• _Task objective_:
Return each entry below without any alteration.

--- Input Enclosed Below ---

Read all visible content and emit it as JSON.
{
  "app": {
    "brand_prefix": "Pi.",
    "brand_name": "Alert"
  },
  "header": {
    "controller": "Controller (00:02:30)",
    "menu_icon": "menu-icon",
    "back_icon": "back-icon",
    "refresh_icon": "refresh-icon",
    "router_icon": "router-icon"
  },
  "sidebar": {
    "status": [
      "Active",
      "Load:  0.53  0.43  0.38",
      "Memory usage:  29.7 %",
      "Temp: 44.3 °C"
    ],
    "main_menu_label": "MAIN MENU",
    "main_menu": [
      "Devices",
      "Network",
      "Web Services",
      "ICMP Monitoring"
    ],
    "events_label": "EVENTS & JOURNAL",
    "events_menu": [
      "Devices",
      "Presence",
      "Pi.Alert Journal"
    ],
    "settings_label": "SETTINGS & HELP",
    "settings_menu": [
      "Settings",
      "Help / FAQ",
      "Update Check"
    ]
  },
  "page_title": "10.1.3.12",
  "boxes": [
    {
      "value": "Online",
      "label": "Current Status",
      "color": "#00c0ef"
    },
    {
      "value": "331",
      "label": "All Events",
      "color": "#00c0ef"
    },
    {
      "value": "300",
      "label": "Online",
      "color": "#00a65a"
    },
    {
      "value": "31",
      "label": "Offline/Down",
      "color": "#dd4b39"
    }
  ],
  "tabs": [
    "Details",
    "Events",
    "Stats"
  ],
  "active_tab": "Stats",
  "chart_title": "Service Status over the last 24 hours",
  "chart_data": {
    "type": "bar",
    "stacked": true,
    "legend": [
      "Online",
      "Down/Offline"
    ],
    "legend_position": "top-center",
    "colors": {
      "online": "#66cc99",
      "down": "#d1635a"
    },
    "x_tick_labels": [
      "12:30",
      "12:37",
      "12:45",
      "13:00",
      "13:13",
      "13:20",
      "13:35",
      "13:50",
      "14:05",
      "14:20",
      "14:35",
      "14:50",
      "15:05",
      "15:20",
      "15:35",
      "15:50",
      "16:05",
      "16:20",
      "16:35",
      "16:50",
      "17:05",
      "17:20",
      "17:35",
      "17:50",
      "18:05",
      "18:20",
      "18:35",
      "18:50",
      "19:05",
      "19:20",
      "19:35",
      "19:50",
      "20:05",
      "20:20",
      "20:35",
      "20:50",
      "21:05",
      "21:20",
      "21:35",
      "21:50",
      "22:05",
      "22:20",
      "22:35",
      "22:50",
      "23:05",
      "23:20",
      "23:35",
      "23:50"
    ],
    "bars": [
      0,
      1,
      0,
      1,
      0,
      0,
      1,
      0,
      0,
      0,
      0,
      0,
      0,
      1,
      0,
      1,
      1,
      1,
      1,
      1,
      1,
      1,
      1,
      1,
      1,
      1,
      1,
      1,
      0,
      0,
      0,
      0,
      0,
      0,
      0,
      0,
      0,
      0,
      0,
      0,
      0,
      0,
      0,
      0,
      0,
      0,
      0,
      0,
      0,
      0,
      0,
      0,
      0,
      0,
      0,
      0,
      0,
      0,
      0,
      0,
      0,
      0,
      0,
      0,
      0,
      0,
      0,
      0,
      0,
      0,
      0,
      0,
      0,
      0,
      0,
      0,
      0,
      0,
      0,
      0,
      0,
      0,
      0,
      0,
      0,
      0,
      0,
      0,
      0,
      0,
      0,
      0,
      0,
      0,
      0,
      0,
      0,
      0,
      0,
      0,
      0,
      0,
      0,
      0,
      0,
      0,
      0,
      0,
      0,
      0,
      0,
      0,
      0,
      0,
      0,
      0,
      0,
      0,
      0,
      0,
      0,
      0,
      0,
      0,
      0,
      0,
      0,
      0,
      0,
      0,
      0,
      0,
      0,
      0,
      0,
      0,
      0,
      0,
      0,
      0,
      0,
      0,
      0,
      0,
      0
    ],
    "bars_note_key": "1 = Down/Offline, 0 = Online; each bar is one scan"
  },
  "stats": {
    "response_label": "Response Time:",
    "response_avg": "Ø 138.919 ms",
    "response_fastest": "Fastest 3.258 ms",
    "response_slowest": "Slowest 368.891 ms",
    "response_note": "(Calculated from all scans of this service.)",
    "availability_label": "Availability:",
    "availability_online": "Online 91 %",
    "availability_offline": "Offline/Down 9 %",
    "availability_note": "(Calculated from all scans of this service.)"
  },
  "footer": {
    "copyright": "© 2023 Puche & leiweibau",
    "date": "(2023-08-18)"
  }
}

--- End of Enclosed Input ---

• _Task response_:
Read all visible content and emit it as JSON.
{
  "app": {
    "brand_prefix": "Pi.",
    "brand_name": "Alert"
  },
  "header": {
    "controller": "Controller (00:02:30)",
    "menu_icon": "menu-icon",
    "back_icon": "back-icon",
    "refresh_icon": "refresh-icon",
    "router_icon": "router-icon"
  },
  "sidebar": {
    "status": [
      "Active",
      "Load:  0.53  0.43  0.38",
      "Memory usage:  29.7 %",
      "Temp: 44.3 °C"
    ],
    "main_menu_label": "MAIN MENU",
    "main_menu": [
      "Devices",
      "Network",
      "Web Services",
      "ICMP Monitoring"
    ],
    "events_label": "EVENTS & JOURNAL",
    "events_menu": [
      "Devices",
      "Presence",
      "Pi.Alert Journal"
    ],
    "settings_label": "SETTINGS & HELP",
    "settings_menu": [
      "Settings",
      "Help / FAQ",
      "Update Check"
    ]
  },
  "page_title": "10.1.3.12",
  "boxes": [
    {
      "value": "Online",
      "label": "Current Status",
      "color": "#00c0ef"
    },
    {
      "value": "331",
      "label": "All Events",
      "color": "#00c0ef"
    },
    {
      "value": "300",
      "label": "Online",
      "color": "#00a65a"
    },
    {
      "value": "31",
      "label": "Offline/Down",
      "color": "#dd4b39"
    }
  ],
  "tabs": [
    "Details",
    "Events",
    "Stats"
  ],
  "active_tab": "Stats",
  "chart_title": "Service Status over the last 24 hours",
  "chart_data": {
    "type": "bar",
    "stacked": true,
    "legend": [
      "Online",
      "Down/Offline"
    ],
    "legend_position": "top-center",
    "colors": {
      "online": "#66cc99",
      "down": "#d1635a"
    },
    "x_tick_labels": [
      "12:30",
      "12:37",
      "12:45",
      "13:00",
      "13:13",
      "13:20",
      "13:35",
      "13:50",
      "14:05",
      "14:20",
      "14:35",
      "14:50",
      "15:05",
      "15:20",
      "15:35",
      "15:50",
      "16:05",
      "16:20",
      "16:35",
      "16:50",
      "17:05",
      "17:20",
      "17:35",
      "17:50",
      "18:05",
      "18:20",
      "18:35",
      "18:50",
      "19:05",
      "19:20",
      "19:35",
      "19:50",
      "20:05",
      "20:20",
      "20:35",
      "20:50",
      "21:05",
      "21:20",
      "21:35",
      "21:50",
      "22:05",
      "22:20",
      "22:35",
      "22:50",
      "23:05",
      "23:20",
      "23:35",
      "23:50"
    ],
    "bars": [
      0,
      1,
      0,
      1,
      0,
      0,
      1,
      0,
      0,
      0,
      0,
      0,
      0,
      1,
      0,
      1,
      1,
      1,
      1,
      1,
      1,
      1,
      1,
      1,
      1,
      1,
      1,
      1,
      0,
      0,
      0,
      0,
      0,
      0,
      0,
      0,
      0,
      0,
      0,
      0,
      0,
      0,
      0,
      0,
      0,
      0,
      0,
      0,
      0,
      0,
      0,
      0,
      0,
      0,
      0,
      0,
      0,
      0,
      0,
      0,
      0,
      0,
      0,
      0,
      0,
      0,
      0,
      0,
      0,
      0,
      0,
      0,
      0,
      0,
      0,
      0,
      0,
      0,
      0,
      0,
      0,
      0,
      0,
      0,
      0,
      0,
      0,
      0,
      0,
      0,
      0,
      0,
      0,
      0,
      0,
      0,
      0,
      0,
      0,
      0,
      0,
      0,
      0,
      0,
      0,
      0,
      0,
      0,
      0,
      0,
      0,
      0,
      0,
      0,
      0,
      0,
      0,
      0,
      0,
      0,
      0,
      0,
      0,
      0,
      0,
      0,
      0,
      0,
      0,
      0,
      0,
      0,
      0,
      0,
      0,
      0,
      0,
      0,
      0,
      0,
      0,
      0,
      0,
      0,
      0
    ],
    "bars_note_key": "1 = Down/Offline, 0 = Online; each bar is one scan"
  },
  "stats": {
    "response_label": "Response Time:",
    "response_avg": "Ø 138.919 ms",
    "response_fastest": "Fastest 3.258 ms",
    "response_slowest": "Slowest 368.891 ms",
    "response_note": "(Calculated from all scans of this service.)",
    "availability_label": "Availability:",
    "availability_online": "Online 91 %",
    "availability_offline": "Offline/Down 9 %",
    "availability_note": "(Calculated from all scans of this service.)"
  },
  "footer": {
    "copyright": "© 2023 Puche & leiweibau",
    "date": "(2023-08-18)"
  }
}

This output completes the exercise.